Christ’s earthly ministry was concluding. After years serving as a foreshadowing of the imminent sacrifice, the need for the Passover supper was also ending. The custom of a Passover supper was established when the Israelites were released from slavery as God had promised. The yearly commemoration served to remind the people of God’s faithfulness in the past and to point to His promise of delivering them from sin through the sacrifice of His Son.
The service that would replace the Passover supper—the Lord’s Supper or Holy Communion—serves to remind His disciples of the fulfilled promise: Jesus Christ died to save us from our sins. “By eating the bread and drinking the wine, we show that we believe this. We show that we repent of our sins, and that we receive Christ as our Saviour,” The Story of Jesus, p. 98.
Seems pretty uncomplicated, right?
The first Lord’s Supper, however, was not without its complications and difficulties.
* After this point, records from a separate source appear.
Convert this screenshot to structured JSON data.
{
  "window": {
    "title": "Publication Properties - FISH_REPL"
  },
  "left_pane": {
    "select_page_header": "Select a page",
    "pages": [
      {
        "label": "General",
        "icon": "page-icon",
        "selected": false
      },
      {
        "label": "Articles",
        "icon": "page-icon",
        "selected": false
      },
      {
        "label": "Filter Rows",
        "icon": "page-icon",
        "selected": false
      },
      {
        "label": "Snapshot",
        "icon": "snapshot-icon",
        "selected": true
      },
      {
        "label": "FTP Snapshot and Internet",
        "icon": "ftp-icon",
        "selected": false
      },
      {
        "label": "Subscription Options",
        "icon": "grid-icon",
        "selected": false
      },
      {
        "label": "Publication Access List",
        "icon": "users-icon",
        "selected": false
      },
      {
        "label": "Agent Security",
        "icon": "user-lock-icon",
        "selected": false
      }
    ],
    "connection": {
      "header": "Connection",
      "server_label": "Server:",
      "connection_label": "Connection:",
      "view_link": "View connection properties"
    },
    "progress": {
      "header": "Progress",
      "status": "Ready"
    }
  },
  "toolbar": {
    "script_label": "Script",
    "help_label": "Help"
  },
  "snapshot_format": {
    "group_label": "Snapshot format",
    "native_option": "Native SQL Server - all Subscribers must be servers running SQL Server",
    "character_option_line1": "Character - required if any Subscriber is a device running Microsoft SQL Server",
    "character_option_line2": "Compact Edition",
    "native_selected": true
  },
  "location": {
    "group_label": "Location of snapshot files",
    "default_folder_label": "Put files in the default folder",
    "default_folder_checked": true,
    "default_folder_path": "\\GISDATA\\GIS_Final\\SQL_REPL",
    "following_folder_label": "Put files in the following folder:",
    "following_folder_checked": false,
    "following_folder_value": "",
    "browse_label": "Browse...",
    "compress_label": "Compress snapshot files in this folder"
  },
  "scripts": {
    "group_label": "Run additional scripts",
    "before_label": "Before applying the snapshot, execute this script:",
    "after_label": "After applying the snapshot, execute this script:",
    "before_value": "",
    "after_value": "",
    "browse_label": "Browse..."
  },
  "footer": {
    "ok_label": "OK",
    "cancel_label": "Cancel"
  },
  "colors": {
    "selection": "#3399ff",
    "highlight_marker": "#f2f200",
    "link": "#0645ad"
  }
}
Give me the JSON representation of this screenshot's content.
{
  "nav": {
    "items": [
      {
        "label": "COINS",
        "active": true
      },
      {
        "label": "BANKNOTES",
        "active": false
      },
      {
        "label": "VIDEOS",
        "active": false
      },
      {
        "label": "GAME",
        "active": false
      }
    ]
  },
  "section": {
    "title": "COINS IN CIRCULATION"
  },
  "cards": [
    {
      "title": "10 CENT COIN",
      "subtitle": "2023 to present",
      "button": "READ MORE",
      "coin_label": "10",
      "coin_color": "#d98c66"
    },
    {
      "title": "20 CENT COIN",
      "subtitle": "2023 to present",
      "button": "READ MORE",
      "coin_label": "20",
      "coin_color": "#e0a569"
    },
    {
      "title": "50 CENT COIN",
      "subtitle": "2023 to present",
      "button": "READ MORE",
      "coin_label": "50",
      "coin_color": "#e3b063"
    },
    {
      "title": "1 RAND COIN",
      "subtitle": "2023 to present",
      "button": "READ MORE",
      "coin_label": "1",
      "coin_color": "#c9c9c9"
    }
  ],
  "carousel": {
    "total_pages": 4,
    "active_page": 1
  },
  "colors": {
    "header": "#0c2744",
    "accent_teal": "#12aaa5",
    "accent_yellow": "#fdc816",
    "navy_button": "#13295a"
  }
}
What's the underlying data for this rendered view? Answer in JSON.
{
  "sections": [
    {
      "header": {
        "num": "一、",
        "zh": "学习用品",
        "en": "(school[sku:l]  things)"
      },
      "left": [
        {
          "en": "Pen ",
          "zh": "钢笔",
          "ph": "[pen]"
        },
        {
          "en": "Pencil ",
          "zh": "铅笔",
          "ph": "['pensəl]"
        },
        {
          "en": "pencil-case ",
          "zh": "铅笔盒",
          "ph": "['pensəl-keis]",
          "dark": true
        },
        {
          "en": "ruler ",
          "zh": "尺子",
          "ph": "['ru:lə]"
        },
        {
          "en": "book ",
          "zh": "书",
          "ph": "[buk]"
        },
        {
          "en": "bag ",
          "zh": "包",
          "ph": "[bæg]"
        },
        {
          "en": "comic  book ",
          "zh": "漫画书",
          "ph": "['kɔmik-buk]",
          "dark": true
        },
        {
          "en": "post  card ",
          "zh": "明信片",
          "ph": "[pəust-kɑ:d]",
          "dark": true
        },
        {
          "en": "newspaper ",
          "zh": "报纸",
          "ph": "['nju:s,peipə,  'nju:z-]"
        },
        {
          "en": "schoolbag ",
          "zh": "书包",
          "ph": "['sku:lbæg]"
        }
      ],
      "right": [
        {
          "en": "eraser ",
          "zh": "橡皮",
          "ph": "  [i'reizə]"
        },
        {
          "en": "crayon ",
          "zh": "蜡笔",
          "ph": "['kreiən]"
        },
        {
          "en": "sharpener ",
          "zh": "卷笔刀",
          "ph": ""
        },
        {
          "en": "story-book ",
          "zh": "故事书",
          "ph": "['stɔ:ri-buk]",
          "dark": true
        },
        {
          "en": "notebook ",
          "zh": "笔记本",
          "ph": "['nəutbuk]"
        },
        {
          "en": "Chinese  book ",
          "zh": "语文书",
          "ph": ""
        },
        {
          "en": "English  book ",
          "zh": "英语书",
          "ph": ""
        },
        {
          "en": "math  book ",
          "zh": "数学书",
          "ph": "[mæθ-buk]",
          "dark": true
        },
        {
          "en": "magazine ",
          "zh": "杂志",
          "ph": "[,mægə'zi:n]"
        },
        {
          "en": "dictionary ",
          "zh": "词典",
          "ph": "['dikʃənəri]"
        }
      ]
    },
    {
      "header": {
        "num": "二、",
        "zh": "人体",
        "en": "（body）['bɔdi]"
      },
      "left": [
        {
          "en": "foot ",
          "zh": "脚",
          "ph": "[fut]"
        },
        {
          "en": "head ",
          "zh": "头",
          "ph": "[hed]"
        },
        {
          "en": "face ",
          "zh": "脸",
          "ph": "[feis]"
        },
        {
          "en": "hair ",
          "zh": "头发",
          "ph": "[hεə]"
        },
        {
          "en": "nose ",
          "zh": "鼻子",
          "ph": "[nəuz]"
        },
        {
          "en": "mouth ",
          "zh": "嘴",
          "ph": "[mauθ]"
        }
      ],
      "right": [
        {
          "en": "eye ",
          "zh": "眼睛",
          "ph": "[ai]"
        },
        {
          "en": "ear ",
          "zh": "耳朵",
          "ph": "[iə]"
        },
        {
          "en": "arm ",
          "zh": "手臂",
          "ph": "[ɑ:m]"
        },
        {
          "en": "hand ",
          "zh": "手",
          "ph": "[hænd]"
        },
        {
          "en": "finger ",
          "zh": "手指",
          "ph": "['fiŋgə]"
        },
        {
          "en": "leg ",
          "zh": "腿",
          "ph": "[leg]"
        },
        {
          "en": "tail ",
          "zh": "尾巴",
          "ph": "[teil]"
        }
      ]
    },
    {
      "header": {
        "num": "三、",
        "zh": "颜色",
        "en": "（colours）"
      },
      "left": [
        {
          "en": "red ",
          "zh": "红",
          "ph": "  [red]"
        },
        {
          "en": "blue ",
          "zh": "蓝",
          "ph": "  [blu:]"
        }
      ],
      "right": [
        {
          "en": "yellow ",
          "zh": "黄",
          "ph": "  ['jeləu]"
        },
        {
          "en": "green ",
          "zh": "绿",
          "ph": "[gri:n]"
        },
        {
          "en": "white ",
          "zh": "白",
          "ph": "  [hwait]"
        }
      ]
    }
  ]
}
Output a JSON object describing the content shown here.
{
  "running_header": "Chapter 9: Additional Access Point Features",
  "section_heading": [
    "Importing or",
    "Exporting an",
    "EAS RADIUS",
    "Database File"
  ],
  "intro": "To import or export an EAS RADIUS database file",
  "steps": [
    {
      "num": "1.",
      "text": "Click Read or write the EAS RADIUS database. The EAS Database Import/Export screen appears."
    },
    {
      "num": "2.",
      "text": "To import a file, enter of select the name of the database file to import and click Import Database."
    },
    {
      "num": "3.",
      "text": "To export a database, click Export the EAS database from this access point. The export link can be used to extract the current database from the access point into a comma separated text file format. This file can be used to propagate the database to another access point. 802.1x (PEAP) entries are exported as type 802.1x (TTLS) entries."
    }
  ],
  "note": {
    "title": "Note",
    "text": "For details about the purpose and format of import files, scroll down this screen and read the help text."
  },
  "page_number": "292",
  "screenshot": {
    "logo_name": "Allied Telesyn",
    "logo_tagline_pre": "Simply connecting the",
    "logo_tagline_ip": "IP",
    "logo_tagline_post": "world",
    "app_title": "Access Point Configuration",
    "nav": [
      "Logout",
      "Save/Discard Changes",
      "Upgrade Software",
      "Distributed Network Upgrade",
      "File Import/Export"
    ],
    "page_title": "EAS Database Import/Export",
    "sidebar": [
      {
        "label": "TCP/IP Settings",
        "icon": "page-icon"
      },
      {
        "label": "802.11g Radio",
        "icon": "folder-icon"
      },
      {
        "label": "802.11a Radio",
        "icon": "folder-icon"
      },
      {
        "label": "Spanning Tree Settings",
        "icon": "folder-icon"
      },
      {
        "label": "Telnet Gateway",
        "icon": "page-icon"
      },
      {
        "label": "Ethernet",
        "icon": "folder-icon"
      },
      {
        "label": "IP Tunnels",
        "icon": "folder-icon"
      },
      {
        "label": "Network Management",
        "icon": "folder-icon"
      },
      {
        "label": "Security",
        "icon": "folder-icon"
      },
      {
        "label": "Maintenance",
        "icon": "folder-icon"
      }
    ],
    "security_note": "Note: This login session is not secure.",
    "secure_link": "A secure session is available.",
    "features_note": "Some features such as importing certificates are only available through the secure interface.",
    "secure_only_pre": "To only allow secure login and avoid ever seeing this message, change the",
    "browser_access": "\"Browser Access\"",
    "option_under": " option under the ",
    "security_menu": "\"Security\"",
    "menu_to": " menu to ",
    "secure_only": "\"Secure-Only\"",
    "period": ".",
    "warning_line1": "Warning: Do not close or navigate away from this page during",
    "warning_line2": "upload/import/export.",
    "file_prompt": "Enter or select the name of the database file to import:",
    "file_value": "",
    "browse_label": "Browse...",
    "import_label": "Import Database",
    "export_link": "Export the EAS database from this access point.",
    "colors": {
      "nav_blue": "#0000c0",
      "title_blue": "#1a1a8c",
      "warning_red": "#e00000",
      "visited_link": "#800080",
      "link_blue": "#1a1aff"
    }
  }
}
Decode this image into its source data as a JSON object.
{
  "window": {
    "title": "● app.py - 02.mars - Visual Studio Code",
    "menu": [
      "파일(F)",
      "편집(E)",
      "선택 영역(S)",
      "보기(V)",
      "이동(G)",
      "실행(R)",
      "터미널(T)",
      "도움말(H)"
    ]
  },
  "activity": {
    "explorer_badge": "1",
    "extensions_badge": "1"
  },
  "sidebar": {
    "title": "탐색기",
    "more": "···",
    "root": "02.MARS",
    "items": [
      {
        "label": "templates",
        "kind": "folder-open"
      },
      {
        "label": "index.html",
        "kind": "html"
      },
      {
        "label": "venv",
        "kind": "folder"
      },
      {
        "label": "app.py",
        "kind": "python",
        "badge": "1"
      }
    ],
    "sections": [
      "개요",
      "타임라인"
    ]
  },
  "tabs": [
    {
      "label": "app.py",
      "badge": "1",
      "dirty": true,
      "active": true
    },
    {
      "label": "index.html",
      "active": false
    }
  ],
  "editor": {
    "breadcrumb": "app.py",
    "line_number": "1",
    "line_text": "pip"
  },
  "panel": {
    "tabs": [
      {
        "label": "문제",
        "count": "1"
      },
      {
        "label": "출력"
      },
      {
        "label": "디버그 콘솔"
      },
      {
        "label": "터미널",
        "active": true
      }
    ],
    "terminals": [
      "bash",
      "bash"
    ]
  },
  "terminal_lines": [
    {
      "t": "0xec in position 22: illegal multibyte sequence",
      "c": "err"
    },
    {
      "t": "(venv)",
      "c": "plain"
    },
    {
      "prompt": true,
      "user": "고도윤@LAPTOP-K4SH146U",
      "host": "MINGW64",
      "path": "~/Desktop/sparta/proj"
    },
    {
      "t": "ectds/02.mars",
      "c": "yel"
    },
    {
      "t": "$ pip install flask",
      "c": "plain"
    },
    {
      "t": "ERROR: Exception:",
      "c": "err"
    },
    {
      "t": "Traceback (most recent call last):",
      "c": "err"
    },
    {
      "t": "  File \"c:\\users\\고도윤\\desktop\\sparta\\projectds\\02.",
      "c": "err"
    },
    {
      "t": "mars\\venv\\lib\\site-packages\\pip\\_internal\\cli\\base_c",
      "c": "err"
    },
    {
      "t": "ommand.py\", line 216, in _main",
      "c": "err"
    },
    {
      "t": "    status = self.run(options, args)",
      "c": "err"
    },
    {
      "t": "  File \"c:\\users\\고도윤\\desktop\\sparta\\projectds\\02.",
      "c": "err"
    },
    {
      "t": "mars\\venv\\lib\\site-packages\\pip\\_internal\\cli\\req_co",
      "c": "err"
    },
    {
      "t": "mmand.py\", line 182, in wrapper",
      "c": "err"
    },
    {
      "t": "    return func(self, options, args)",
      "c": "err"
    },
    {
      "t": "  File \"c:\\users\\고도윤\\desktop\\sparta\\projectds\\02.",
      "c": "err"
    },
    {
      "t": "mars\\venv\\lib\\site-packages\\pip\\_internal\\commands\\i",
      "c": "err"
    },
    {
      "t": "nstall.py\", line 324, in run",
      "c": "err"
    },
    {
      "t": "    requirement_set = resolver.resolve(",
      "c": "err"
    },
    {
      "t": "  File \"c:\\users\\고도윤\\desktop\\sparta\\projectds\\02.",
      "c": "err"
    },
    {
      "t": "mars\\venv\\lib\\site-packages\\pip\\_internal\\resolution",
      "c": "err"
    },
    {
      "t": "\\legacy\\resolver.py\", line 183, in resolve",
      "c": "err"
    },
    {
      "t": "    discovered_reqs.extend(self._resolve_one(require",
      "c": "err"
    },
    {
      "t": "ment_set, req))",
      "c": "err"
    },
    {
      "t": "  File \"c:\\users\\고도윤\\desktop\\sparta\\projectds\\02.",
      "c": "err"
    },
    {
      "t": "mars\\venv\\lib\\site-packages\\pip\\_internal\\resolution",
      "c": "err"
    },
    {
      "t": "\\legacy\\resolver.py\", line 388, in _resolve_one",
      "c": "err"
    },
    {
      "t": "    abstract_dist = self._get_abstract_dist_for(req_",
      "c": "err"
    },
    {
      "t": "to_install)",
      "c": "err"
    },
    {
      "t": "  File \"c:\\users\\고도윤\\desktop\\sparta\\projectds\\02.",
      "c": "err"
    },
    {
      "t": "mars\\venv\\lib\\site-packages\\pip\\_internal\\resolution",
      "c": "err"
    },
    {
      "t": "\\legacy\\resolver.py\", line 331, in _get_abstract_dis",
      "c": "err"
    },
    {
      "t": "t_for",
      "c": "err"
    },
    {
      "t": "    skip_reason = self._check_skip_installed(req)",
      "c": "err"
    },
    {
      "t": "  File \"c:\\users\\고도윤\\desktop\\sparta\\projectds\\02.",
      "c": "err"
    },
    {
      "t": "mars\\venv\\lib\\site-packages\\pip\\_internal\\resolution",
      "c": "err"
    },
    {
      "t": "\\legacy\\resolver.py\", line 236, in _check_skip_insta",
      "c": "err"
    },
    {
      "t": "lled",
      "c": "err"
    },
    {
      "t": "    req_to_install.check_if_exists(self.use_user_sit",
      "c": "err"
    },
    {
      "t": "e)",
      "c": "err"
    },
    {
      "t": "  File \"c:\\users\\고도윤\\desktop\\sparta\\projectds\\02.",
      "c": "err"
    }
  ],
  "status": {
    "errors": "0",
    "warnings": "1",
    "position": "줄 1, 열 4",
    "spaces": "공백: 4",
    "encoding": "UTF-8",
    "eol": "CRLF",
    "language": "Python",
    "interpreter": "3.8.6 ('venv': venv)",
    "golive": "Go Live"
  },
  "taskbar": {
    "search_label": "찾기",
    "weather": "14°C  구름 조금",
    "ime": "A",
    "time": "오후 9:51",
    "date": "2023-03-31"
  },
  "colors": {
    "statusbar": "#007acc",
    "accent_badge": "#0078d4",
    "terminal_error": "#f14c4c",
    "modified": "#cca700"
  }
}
The Savior was anguished at the thought of what was ahead—not His own suffering, but that of His disciples. His disciples who, instead of savoring their last moments with their Master, were consumed in arguments over who would be the greatest in His kingdom.
“…the thought of His disciples was uppermost in His mind. He knew that after His own suffering was over, they would be left to struggle in the world. He had much to tell them that would be a stay to their hearts when He should walk no more with them. Of these things He had hoped to speak at this their last meeting before His death. But He could not tell them now. He saw that they were not ready to listen. There had been a contention among them” The Story of Jesus, p. 95.
What messages has the Lord for His disciples today? What important words are we missing as we spend our time on contentions?
Unfortunately, the argument among the disciples caused another problem. There was no servant present to wash the feet of the travelers, and with their hearts full of pride stirred up by their contention, each disciple took their place at the table in resolute silence.
“Jesus waited awhile to see what they would do. Then He Himself rose from the table. He girded Himself with the towel, poured water into the basin, and began to wash the disciples’ feet. He had been grieved by their contention, but He did not reprove them by sharp words. He showed His love by acting as a servant to His own disciples.
“When He had finished, He said to them: “If I then, your Lord and Master, have washed your feet; ye also ought to wash one another's feet. For I have given you an example that ye should do as I have done to you.”, . In this way Christ taught them that they ought to help one another…each should be willing to serve his brethren,” The Story of Jesus, p. 97.
The significance of the Lord’s Supper was not to divide the disciples into classes. It was—and still is—to unite hearts in humility and willingness to serve one another. Any contention that removes the focus from this solemn occasion is not of God but an obstacle placed by the enemy to distract God’s children from the serious times in which we live.
A change was wrought in the heart of the disciples as they witnessed Jesus’ silent example. “The disciples were now ashamed of their jealousy and selfishness. Their hearts were filled with love for their Lord and for one another. Now they could give heed to Christ's teaching,” The Story of Jesus, p. 97-98.
Let us spend more time meditating and studying Christ’s example of love and humility so that there may be a revival of this spirit in our church family. Let this revival start in my heart and in yours. May contentions be laid down and a spirit of meekness be taken up.
Jesus continued praying for His disciples. His prayers for unity, humility, and comfort were not over the twelve alone, but for all the disciples that would come to follow Him—even His disciples in the 21st century:
“Neither pray I for these alone, but for them also which shall believe on Me through their word; that they all may be one; as Thou, Father, art in Me, and I in Thee, that they also may be one in us: that the world may believe that Thou hast sent Me, ... and hast loved them, as Thou hast loved Me,”.